■ **INPUT FOR THIS TASK**:
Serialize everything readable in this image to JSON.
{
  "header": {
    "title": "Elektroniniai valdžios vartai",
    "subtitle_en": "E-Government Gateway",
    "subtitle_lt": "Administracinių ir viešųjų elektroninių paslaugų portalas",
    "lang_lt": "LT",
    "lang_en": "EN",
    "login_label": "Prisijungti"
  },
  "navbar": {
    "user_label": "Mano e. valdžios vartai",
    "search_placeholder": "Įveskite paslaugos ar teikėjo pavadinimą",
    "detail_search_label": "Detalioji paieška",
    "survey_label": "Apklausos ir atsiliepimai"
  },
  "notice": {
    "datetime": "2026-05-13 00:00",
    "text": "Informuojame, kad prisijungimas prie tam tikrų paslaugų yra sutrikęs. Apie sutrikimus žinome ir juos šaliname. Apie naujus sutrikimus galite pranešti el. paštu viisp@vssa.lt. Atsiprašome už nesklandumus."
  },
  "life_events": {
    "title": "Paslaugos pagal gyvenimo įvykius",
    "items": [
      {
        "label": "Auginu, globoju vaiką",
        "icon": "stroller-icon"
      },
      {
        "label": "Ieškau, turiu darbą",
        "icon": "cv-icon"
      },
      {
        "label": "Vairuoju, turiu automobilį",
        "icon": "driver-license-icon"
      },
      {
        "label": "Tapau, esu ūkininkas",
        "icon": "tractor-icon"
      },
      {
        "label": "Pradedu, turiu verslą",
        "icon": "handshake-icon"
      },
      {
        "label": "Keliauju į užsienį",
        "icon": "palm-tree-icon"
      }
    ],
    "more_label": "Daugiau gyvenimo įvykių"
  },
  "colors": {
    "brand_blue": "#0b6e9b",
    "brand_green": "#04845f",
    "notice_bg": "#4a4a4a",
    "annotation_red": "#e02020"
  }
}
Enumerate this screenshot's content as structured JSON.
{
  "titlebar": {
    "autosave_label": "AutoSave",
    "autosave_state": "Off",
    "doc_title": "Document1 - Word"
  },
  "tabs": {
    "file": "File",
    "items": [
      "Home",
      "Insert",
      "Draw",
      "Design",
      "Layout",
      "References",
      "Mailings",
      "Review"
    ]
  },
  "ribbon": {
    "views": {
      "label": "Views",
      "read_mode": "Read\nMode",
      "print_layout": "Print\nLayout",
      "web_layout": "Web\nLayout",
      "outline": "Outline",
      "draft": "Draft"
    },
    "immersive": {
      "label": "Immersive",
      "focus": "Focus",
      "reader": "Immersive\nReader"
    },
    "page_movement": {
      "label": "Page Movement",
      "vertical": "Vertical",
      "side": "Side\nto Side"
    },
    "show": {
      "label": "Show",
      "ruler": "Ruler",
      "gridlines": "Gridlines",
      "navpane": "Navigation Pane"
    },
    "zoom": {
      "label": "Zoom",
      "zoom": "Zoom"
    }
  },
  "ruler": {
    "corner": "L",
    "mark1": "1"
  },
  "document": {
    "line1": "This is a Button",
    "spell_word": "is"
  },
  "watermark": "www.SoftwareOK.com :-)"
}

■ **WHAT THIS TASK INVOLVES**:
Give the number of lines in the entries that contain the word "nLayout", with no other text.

■ **OUTPUT OF THE TASK**:
2